Claire Costello is the National Philanthropic Practice Executive for Philanthropic Solutions at U.S. Trust Bank of America Corporation. She is a recognized expert in philanthropy. Her reputation results from her involvement with a variety of nonproﬁt ventures and her extensive work assisting high net worth individuals and families in identifying and fulﬁlling their philanthropic ambitions. She supports clients in making a broad range of philanthropic decisions concerning the design and execution of their giving strategies and is responsible for providing thought leadership and identifying best practices for both philanthropic families and nonproﬁt institutions. Previously, Costello founded and managed the Citigroup Private Bank Global Philanthropic Advisory Service. She also practiced law as a litigator in both the public and private sectors, prior to which she clerked in the U.S. District Court. Claire is a graduate of Amherst College and New York University School of Law. Costello serves on the Council of the Women’s Philanthropy Institute and has served as vice chair of the Board of Directors of the National Center for Family Philanthropy, and on the Advisory Board of Global Giving, the Hewlett Foundation Donor Education Committee, and the Block Island Trust. She does not provide legal advice in her role at U.S. Trust.
Chairman and CEO

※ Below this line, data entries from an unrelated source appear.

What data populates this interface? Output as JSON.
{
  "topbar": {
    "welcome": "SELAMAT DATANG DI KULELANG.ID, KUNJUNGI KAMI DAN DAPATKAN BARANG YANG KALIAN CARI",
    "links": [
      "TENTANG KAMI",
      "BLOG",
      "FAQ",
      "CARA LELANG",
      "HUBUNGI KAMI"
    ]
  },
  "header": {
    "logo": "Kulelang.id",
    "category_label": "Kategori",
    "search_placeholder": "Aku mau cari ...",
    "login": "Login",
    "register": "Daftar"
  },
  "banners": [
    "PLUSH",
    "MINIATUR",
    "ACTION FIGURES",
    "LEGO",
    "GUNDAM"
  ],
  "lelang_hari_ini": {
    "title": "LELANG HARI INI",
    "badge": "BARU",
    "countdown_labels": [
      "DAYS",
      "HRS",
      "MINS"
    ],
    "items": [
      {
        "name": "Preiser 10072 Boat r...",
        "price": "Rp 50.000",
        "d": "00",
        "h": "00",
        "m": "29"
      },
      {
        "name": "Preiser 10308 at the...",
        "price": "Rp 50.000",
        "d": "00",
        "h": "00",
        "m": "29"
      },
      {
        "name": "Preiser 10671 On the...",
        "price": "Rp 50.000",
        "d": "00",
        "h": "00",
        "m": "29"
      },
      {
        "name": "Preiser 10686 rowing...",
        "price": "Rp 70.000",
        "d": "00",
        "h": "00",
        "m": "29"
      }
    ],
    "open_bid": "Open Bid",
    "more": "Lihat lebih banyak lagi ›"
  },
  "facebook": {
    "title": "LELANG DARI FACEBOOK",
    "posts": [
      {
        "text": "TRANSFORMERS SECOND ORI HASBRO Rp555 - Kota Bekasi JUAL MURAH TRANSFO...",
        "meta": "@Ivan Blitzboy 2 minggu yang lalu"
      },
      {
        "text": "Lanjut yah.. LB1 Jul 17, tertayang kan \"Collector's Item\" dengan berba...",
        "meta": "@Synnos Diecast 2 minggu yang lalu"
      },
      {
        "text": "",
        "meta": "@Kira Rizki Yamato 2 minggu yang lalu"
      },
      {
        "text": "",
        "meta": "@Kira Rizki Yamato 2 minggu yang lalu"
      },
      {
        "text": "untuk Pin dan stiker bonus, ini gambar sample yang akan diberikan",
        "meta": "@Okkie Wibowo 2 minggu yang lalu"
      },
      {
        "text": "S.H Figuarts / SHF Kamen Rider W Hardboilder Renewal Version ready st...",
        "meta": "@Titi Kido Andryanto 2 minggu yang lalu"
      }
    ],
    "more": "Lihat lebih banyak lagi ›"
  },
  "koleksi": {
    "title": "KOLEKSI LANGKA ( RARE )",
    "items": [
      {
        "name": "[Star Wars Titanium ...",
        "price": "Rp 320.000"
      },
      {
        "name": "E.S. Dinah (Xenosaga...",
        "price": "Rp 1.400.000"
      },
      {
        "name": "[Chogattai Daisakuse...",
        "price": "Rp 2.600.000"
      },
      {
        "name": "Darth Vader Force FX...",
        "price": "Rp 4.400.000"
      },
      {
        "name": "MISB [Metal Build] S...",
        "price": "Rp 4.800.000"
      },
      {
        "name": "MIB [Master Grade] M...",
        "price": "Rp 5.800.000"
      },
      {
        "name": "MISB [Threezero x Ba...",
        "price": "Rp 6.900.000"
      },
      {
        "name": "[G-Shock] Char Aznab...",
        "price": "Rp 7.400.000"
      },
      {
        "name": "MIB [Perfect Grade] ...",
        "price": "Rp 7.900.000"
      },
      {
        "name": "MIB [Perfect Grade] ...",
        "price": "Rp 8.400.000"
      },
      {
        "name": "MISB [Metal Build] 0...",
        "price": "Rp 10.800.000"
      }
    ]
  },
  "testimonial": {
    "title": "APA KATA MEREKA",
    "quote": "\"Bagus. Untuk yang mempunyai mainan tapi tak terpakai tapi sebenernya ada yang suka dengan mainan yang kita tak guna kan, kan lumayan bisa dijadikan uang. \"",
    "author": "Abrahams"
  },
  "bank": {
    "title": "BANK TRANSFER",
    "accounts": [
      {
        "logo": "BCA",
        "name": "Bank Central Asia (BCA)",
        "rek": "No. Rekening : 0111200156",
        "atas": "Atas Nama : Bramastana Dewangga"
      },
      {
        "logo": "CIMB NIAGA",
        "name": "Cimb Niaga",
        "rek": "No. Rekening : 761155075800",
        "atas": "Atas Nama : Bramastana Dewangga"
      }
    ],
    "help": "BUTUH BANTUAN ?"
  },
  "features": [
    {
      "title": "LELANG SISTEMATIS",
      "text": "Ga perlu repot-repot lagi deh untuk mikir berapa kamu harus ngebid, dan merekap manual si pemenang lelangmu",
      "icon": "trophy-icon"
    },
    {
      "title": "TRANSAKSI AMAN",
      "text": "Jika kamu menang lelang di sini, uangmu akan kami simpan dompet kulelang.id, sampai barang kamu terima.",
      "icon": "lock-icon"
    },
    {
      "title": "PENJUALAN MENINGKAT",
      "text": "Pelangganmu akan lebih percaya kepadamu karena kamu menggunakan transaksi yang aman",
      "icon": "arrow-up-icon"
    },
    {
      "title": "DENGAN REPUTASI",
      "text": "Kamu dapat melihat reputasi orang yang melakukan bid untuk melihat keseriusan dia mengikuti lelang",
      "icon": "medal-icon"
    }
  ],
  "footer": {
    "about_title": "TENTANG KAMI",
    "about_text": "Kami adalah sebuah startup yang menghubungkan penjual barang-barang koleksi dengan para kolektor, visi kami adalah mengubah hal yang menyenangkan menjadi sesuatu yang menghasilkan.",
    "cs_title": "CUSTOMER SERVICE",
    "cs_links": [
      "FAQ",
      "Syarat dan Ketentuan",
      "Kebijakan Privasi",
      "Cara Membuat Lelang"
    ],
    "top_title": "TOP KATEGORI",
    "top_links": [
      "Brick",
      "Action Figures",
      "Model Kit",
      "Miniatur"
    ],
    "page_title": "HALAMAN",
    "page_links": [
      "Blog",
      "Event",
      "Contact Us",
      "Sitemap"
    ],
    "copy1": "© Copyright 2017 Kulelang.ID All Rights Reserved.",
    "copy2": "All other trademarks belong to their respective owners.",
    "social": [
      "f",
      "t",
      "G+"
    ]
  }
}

Jorge Pérez is the chairman and CEO of the Related Group, which has revolutionized Miami’s skyline for nearly 40 years with a portfolio of projects worth in excess of $15 billion. While he’s not working to shape South Florida’s landscape, Pérez is working on ways to enrich the city’s cultural fabric. Known for his philanthropy and commitment to the arts, he recently donated $15 million in cash and art to the Pérez Art Museum Miami. A commitment to “building better cities” and a natural ability to identify emerging trends has made him a trusted and inﬂuential name in real estate. Pérez started out in the 1970s, making a name for himself in the public housing market of neighborhoods like Miami’s Little Havana and Homestead. His continued passion for vibrant urban communities has made him a trendsetter, and often the ﬁrst developer to enter undiscovered neighborhoods like Miami Beaches’ South of Fifh, Brickell, and Edgewater. An avid art collector, Pérez infuses each development with carefully selected pieces from master artists, such as outdoor installations by Fabian Burgos at SLS LUX and Brickell Heights and Markus Linnenbrink at SLS Brickell. Works by Jaume Plensa, Fernando Botero, Pablo Atchugarry, and others are also proudly displayed at Related developments, complementing each building’s unique character.
Dennis Scholl is a collector of contemporary art whose willingness to experiment and encourage artists and curators to push boundaries is well known in the art world. Over the last 20 years, Scholl created a series of initiatives dedicated to building the contemporary art collections of museums, including the Guggenheim, the Tate Modern, and the Pérez Art Museum Miami, which resulted in hundreds of patron-funded art acquisitions. He has served on the boards and executive committees of the Aspen Art Museum; Museum of Contemporary Art, North Miami; the Pérez Art Museum; and the Linda Pace Foundation. He was named three times to the annual WESTAF list of the Most Powerful and Influential Leaders in the Nonprofit Arts. He is an eleven-time regional Emmy winner for his work in cultural documentaries, including films about Tracey Emin, Theaster Gates, Wynton Marsalis, and Frank Gehry. From 2009 to 2015, Scholl was the Vice President/Arts of the Knight Foundation. He oversaw the foundation's national arts program, including the Knight Arts Challenge and Random Acts of Culture, with grants to cultural organizations totaling close to $200 million. In 2012, Scholl was named a Harvard University Advanced Leadership Fellow, focusing on the role of culture in community engagement. From 2012 to 2015, Scholl was a Visiting Scholar at the Massachusetts Institute of Technology Media Lab.